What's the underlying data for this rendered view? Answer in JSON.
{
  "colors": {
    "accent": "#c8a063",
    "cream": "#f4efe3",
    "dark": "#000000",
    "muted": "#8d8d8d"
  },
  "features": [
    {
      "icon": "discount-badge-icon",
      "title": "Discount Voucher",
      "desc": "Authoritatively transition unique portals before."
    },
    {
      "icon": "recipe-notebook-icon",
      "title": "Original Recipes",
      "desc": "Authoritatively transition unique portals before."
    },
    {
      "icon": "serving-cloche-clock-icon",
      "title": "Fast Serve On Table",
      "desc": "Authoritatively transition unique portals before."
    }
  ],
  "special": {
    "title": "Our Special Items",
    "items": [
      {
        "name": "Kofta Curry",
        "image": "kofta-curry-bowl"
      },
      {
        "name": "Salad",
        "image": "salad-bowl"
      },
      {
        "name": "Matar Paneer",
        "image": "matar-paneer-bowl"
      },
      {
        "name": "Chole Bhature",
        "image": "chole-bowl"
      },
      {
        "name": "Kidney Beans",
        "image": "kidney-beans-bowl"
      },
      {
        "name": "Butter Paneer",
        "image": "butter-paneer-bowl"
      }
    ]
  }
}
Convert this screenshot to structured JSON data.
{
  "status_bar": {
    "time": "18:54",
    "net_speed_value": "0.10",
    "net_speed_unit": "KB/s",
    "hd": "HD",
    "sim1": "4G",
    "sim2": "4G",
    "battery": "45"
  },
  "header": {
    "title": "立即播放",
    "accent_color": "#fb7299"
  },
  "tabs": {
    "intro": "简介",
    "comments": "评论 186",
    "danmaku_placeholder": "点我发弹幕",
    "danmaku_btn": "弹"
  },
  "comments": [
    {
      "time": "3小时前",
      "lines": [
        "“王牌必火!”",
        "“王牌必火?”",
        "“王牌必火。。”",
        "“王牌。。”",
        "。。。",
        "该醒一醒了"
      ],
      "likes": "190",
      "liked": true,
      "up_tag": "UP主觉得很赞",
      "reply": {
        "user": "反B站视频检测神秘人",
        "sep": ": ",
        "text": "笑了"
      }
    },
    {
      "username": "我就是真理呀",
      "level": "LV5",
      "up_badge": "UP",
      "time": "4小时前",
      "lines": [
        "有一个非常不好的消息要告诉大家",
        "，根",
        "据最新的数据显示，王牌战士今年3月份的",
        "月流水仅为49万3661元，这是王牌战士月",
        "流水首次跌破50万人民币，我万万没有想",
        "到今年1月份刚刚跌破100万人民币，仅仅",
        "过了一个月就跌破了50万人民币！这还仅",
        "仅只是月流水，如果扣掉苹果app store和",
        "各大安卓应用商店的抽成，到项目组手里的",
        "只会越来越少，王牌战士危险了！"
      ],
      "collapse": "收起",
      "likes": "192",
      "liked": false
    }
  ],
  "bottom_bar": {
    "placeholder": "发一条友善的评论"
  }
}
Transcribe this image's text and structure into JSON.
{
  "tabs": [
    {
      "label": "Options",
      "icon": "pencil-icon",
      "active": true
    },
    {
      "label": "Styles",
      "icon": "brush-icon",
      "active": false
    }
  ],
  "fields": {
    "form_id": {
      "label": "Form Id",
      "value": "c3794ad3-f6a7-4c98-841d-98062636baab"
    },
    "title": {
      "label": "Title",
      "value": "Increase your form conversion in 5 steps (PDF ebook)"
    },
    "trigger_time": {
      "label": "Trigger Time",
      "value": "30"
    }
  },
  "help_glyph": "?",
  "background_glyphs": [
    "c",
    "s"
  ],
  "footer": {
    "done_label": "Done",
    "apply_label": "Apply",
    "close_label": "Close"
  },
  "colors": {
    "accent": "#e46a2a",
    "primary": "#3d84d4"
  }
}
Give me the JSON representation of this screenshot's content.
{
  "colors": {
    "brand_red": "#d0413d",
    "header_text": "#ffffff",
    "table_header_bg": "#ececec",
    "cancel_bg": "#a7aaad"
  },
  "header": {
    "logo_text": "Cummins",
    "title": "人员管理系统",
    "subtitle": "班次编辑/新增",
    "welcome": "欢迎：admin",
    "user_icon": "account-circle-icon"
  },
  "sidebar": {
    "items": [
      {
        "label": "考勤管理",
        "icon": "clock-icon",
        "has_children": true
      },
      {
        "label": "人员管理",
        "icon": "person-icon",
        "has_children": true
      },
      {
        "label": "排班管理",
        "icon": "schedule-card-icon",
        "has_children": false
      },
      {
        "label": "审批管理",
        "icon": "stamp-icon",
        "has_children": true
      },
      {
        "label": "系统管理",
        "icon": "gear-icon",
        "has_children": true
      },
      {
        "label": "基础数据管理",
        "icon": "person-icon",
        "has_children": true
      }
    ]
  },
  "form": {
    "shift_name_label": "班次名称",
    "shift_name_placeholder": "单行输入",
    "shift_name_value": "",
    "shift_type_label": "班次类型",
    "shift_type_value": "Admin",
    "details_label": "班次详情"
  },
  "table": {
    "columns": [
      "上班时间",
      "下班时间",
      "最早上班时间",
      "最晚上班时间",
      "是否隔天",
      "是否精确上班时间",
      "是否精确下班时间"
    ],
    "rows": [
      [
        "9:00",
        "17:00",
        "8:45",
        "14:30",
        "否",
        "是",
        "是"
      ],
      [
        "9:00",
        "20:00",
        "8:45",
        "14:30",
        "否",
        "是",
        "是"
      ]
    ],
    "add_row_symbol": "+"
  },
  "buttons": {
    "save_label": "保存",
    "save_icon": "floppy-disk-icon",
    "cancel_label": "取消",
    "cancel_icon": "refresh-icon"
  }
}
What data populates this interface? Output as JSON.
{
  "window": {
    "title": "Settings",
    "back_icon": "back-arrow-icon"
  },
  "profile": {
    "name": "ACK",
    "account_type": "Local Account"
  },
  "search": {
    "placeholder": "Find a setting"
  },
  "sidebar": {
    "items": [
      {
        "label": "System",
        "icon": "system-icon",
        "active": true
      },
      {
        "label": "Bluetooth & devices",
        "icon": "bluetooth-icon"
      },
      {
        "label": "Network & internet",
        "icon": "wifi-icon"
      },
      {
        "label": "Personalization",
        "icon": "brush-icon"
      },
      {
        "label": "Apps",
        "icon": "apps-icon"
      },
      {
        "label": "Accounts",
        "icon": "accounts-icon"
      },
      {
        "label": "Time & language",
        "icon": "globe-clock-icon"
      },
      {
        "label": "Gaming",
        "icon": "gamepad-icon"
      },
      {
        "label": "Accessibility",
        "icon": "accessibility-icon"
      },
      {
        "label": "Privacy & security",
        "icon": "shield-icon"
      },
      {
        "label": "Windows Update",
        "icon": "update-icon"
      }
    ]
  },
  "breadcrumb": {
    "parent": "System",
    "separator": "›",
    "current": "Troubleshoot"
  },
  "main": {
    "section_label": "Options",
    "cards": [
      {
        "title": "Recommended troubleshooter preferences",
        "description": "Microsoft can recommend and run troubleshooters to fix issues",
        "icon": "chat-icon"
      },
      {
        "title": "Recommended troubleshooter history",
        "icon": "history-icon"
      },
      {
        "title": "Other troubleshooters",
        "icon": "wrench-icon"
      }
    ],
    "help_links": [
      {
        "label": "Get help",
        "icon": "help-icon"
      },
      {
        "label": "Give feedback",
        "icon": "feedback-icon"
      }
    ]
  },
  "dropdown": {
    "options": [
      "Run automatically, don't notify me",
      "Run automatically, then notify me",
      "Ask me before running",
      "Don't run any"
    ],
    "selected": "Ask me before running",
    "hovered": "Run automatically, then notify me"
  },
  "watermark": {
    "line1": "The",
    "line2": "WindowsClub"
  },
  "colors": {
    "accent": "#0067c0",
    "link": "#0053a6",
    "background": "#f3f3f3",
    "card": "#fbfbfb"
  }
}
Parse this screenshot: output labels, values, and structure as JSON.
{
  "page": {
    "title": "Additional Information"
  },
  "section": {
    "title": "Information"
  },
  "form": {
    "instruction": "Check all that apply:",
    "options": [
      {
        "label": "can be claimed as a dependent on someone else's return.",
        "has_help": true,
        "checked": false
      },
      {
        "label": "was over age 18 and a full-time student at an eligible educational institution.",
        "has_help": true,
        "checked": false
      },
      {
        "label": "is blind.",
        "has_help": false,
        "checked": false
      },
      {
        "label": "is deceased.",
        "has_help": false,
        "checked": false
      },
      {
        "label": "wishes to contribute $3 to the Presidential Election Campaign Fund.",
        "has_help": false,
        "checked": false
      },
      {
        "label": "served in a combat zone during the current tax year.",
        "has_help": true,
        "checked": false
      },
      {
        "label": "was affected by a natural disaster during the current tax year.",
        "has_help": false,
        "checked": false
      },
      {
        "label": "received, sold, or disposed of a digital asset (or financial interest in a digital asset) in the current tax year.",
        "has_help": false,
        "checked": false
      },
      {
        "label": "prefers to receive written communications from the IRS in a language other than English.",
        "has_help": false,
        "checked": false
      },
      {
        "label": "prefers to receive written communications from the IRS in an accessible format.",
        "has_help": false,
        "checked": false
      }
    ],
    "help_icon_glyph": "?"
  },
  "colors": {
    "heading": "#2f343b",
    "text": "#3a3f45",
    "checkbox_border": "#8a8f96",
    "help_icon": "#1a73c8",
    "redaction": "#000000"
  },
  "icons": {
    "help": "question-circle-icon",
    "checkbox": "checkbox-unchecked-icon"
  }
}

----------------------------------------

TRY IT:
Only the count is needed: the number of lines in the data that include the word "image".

REPLY TO THE EXERCISE:
7